[...]

Strip away the television ratings, the attendance figures, the merchandise sales, the gambling, the beer ads and the rest of the variables that measure the import of professional sports in our culture. Think about what’s left: how we connect emotionally with the games. On that level baseball, perhaps not in popularity but in esteem, occupies a unique place. It remains for many children the portal to organized sports, and if they’re lucky, when they grow up they never stop seeing baseball through 10-year-old eyes. It is an uncomplicated, unchanged kid’s game that does not require tremendous height or weight.

This weekend I learned that…

1. My friends and I are not 21 any more, but do a really good job pretending we are.
2. The lake with friends is the best way to survive an Arizona summer.
3. Dogs are the most forgiving species on the planet.
4. Breakfast burritos are just as good when eaten for dinner. Frozen yogurt is also good for dinner.
5. Misting systems do not help when it’s over 110 degrees.
6. iPods and iPhones dislike hot cars, but can be revived after resting in the fridge.
7. Getting 11 people into the same movie, on time, with seats together, is impossible.
8. You should not Google anything about a television show unless you’re prepared for spoilers.
9. Catch Phrase can be played in almost any situation, but is not waterproof.
10. I make better fajitas than you can get at Chili’s.

paperboy

If we were playing word association games and you said “paperboy,” I would think of two things:

1. The game for the original Nintendo system where you were a paperboy on a bike tasked with throwing papers at houses while avoiding dogs, cars and windows.

2. The artist who came out with the 1993 smash hit “Ditty.”

I would not, however, think about receiving this letter:

I’m more than a little concerned with the outlined action plan. Photographing deliveries? Stationing watchmen?
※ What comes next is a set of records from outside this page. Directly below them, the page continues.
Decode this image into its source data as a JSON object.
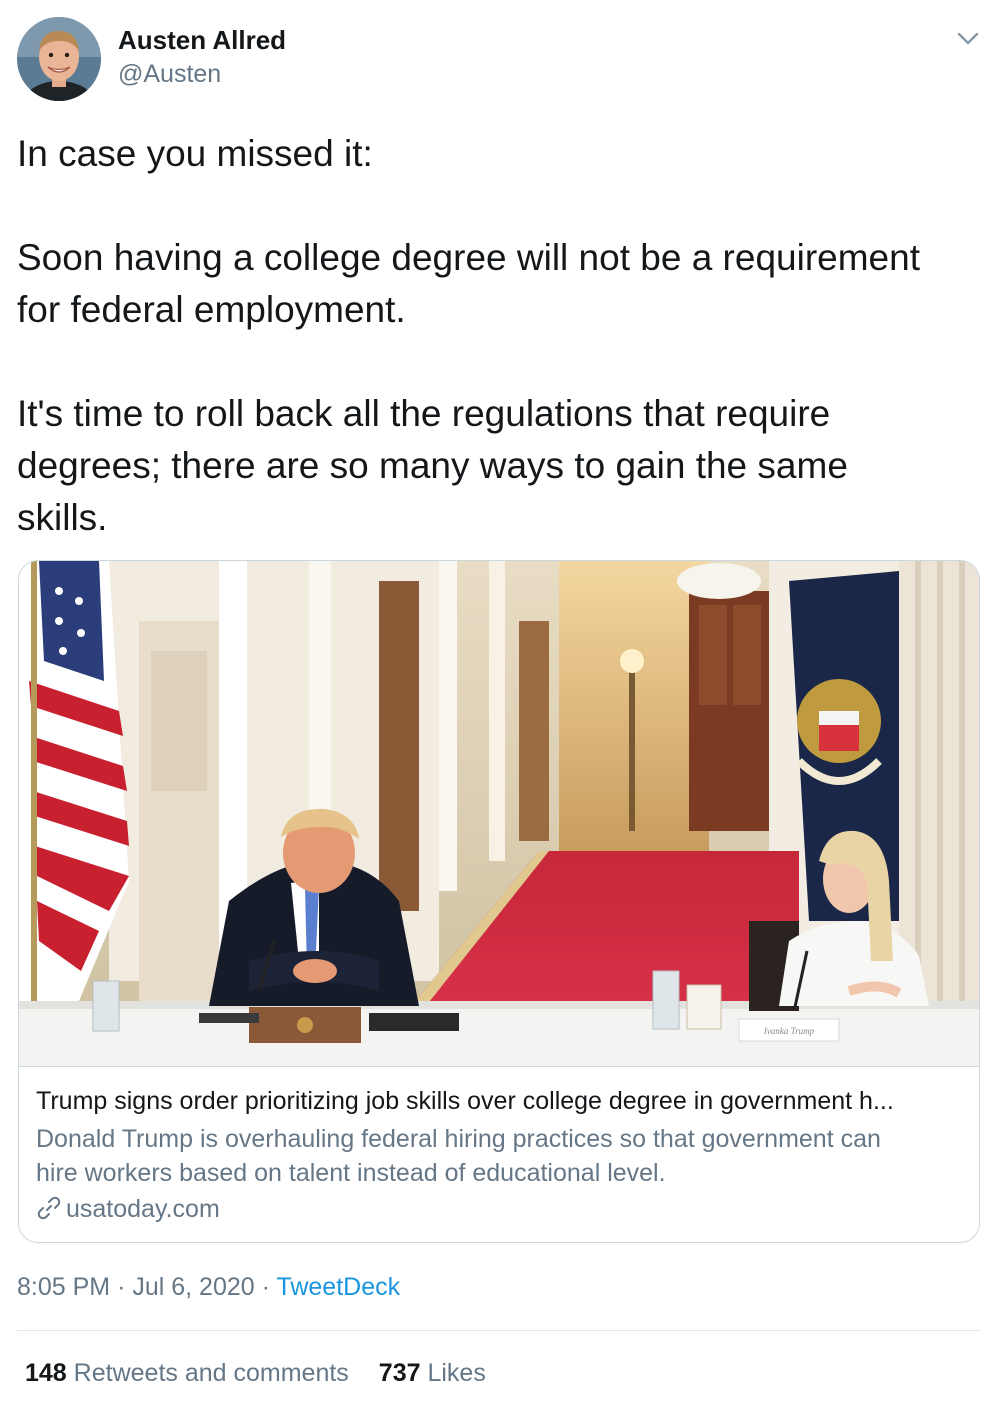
{
  "author": {
    "name": "Austen Allred",
    "handle": "@Austen"
  },
  "tweet": {
    "paragraphs": [
      [
        "In case you missed it:"
      ],
      [
        "Soon having a college degree will not be a requirement",
        "for federal employment."
      ],
      [
        "It's time to roll back all the regulations that require",
        "degrees; there are so many ways to gain the same",
        "skills."
      ]
    ]
  },
  "card": {
    "title": "Trump signs order prioritizing job skills over college degree in government h...",
    "description_lines": [
      "Donald Trump is overhauling federal hiring practices so that government can",
      "hire workers based on talent instead of educational level."
    ],
    "domain": "usatoday.com",
    "image_caption_text": "Ivanka Trump"
  },
  "meta": {
    "time": "8:05 PM",
    "separator": "·",
    "date": "Jul 6, 2020",
    "source": "TweetDeck"
  },
  "stats": {
    "retweets_count": "148",
    "retweets_label": "Retweets and comments",
    "likes_count": "737",
    "likes_label": "Likes"
  },
  "colors": {
    "text": "#14171a",
    "secondary": "#657786",
    "link": "#1b95e0",
    "border": "#ccd6dd"
  },
  "icons": {
    "caret": "chevron-down-icon",
    "link": "link-icon"
  }
}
pizza & drugs

It happened last night. I was bound and determined to: A) use a greenopolis coupon, and B) eat pizza. So I placed an order at Pizza Heaven. It’s a great neighborhood place that even touts gluten-free — for those averse to wheat and the gang.
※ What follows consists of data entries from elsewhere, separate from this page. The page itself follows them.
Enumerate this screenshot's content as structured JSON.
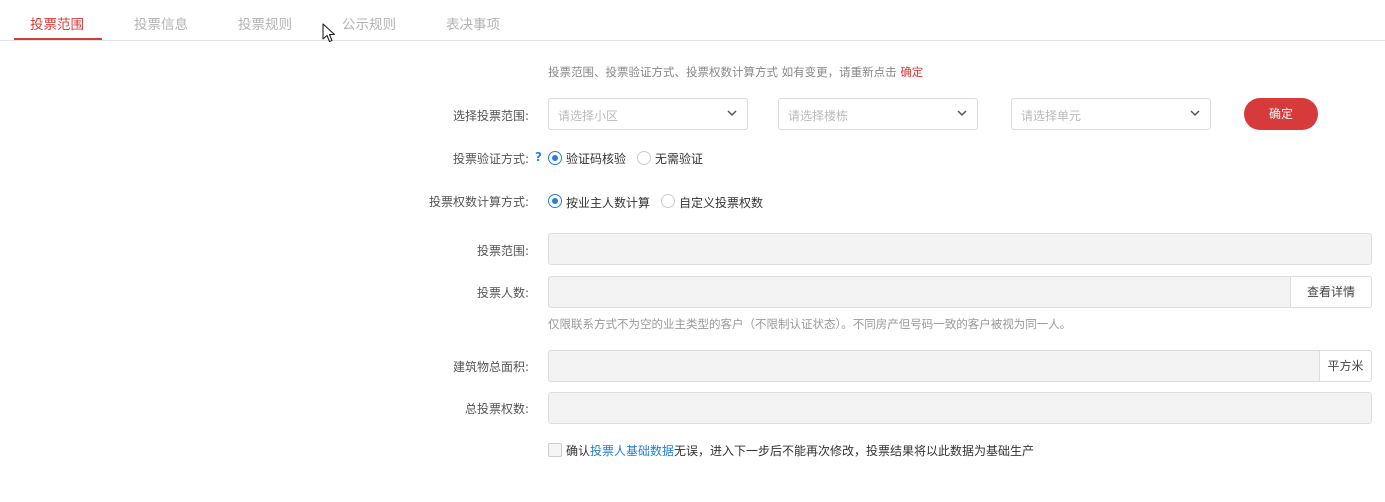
{
  "tabs": [
    {
      "label": "投票范围",
      "active": true
    },
    {
      "label": "投票信息",
      "active": false
    },
    {
      "label": "投票规则",
      "active": false
    },
    {
      "label": "公示规则",
      "active": false
    },
    {
      "label": "表决事项",
      "active": false
    }
  ],
  "hint": {
    "prefix": "投票范围、投票验证方式、投票权数计算方式 如有变更，请重新点击 ",
    "highlight": "确定"
  },
  "scope_select": {
    "label": "选择投票范围:",
    "community_placeholder": "请选择小区",
    "building_placeholder": "请选择楼栋",
    "unit_placeholder": "请选择单元",
    "confirm_label": "确定"
  },
  "verify": {
    "label": "投票验证方式:",
    "help": "?",
    "options": [
      {
        "label": "验证码核验",
        "checked": true
      },
      {
        "label": "无需验证",
        "checked": false
      }
    ]
  },
  "weight": {
    "label": "投票权数计算方式:",
    "options": [
      {
        "label": "按业主人数计算",
        "checked": true
      },
      {
        "label": "自定义投票权数",
        "checked": false
      }
    ]
  },
  "fields": {
    "scope_label": "投票范围:",
    "count_label": "投票人数:",
    "count_detail": "查看详情",
    "count_note": "仅限联系方式不为空的业主类型的客户（不限制认证状态）。不同房产但号码一致的客户被视为同一人。",
    "area_label": "建筑物总面积:",
    "area_unit": "平方米",
    "total_label": "总投票权数:"
  },
  "confirm": {
    "prefix": "确认",
    "link": "投票人基础数据",
    "suffix": "无误，进入下一步后不能再次修改，投票结果将以此数据为基础生产",
    "checked": false
  },
  "colors": {
    "accent": "#d63a3a",
    "link": "#1e7fd8",
    "radio": "#2b7cd3"
  }
}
As I pulled into the parking lot, I was a bit alarmed. There were no empty parking spots. Fortunately, a woman leaving waved at me as she walked to her car. In my mind this meant, “Panic not pizza friend – I will relinquish my spot to you.”
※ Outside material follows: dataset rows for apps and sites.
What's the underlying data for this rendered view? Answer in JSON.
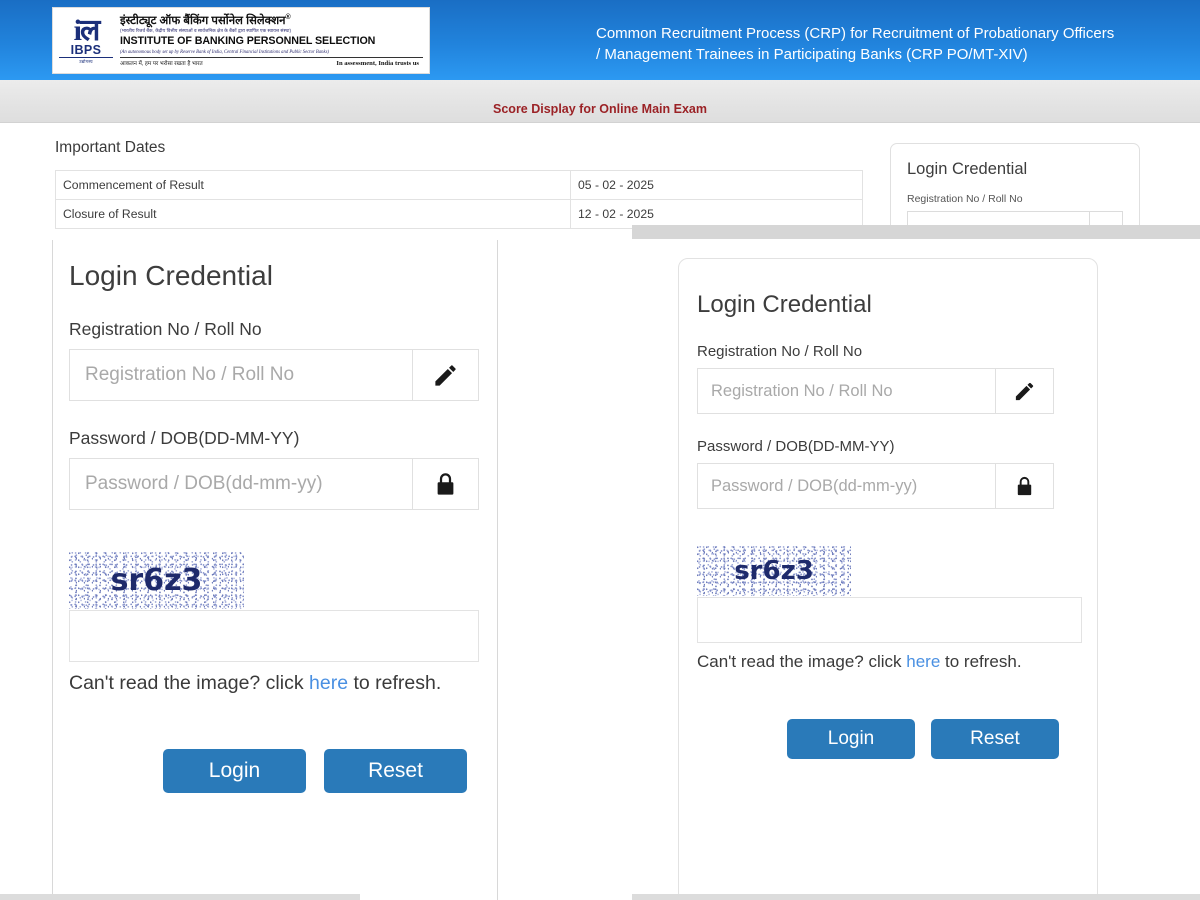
{
  "header": {
    "title": "Common Recruitment Process (CRP) for Recruitment of Probationary Officers / Management Trainees in Participating Banks (CRP PO/MT-XIV)",
    "logo": {
      "mark_glyph": "iल",
      "abbr": "IBPS",
      "abbr_sub": "उद्योगस्य",
      "hindi_title": "इंस्टीट्यूट ऑफ बैंकिंग पर्सोनेल सिलेक्शन",
      "hindi_registered": "®",
      "hindi_subtitle": "(भारतीय रिजर्व बैंक, केंद्रीय वित्तीय संस्थाओं व सार्वजनिक क्षेत्र के बैंकों द्वारा स्थापित एक स्वायत्त संस्था)",
      "english_title": "INSTITUTE OF BANKING PERSONNEL SELECTION",
      "english_subtitle": "(An autonomous body set up by Reserve Bank of India, Central Financial Institutions and Public Sector Banks)",
      "tagline_hindi": "आकलन में, हम पर भरोसा रखता है भारत",
      "tagline_english": "In assessment, India trusts us"
    }
  },
  "notice": {
    "text": "Score Display for Online Main Exam"
  },
  "important_dates": {
    "title": "Important Dates",
    "rows": [
      {
        "label": "Commencement of Result",
        "value": "05 - 02 - 2025"
      },
      {
        "label": "Closure of Result",
        "value": "12 - 02 - 2025"
      }
    ]
  },
  "login_panel": {
    "title": "Login Credential",
    "registration_label": "Registration No / Roll No",
    "registration_placeholder": "Registration No / Roll No",
    "registration_value": "",
    "registration_icon": "pencil-icon",
    "password_label": "Password / DOB(DD-MM-YY)",
    "password_placeholder": "Password / DOB(dd-mm-yy)",
    "password_value": "",
    "password_icon": "lock-icon",
    "captcha_text": "sr6z3",
    "captcha_input_value": "",
    "captcha_hint_prefix": "Can't read the image? click ",
    "captcha_hint_link": "here",
    "captcha_hint_suffix": " to refresh.",
    "login_button": "Login",
    "reset_button": "Reset"
  },
  "colors": {
    "header_top": "#1a6ec4",
    "header_bottom": "#2c99f2",
    "notice_text": "#9b2226",
    "button_blue": "#2a7ab9",
    "link_blue": "#4a90e2",
    "captcha_ink": "#1e2a6b"
  }
}
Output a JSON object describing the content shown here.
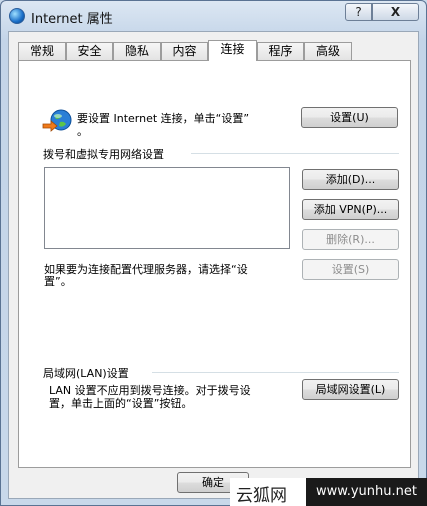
{
  "window": {
    "title": "Internet 属性",
    "help_label": "?",
    "close_label": "X"
  },
  "tabs": [
    "常规",
    "安全",
    "隐私",
    "内容",
    "连接",
    "程序",
    "高级"
  ],
  "active_tab": 4,
  "setup": {
    "text_line1": "要设置 Internet 连接，单击“设置”",
    "text_line2": "。",
    "button": "设置(U)"
  },
  "dialup": {
    "heading": "拨号和虚拟专用网络设置",
    "add_button": "添加(D)...",
    "add_vpn_button": "添加 VPN(P)...",
    "remove_button": "删除(R)...",
    "proxy_text_line1": "如果要为连接配置代理服务器，请选择“设",
    "proxy_text_line2": "置”。",
    "settings_button": "设置(S)"
  },
  "lan": {
    "heading": "局域网(LAN)设置",
    "text_line1": "LAN 设置不应用到拨号连接。对于拨号设",
    "text_line2": "置，单击上面的“设置”按钮。",
    "button": "局域网设置(L)"
  },
  "footer": {
    "ok_button": "确定"
  },
  "watermark": {
    "name": "云狐网",
    "url": "www.yunhu.net"
  }
}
I was wrong.

Her frantic waving and honking at me as I tried to take her spot caused me to pause.

What the F, lady? I need me some pizza.

I rolled down my window and waited as she made three attempts to roll down the correct window in her car. And this is how our conversation unfolded:

Lady: They’re closed!

Me: What?

Lady: Yeah, they just closed. They’re in trouble. I’d get out of here.

Me: What? They what? Wait, who?

Lady: You should leave.

Me: Ok, I guess I’ll leave.

So I got freaked out that there was some sort of government raid or vandalism or hold-up inside. I fled the scene and started driving home to the melody of sad hunger pangs in my stomach.

About 45 seconds later, logic struck in.

Why the hell did a random woman just tell me to leave a restaurant in a good area with a full parking lot. This is insane.

I pulled over and turned around and called the restaurant.

Me: Hi, are you guys open?

Teenager on phone: Yeah

Me: Like, you’re really open. Right now?

Teenager: Yeah.

Me: KThanksBye

I drove back, parked and walked in. My pizza was ready, my coupon was accepted and I thought the whole thing may have been a vivid daydream until the clerk asked if I was the girl who just called “to see if we’re open.”

Busted.

I told them the whole story. And they told me that the panicked woman is a heavy drug user who often wanders through their place, demanding there are undercover cops everywhere. I asked if they call the police and they said no, she’s pretty harmless.

Yeah, except that she literally drives away customers.

Can’t make this stuff up.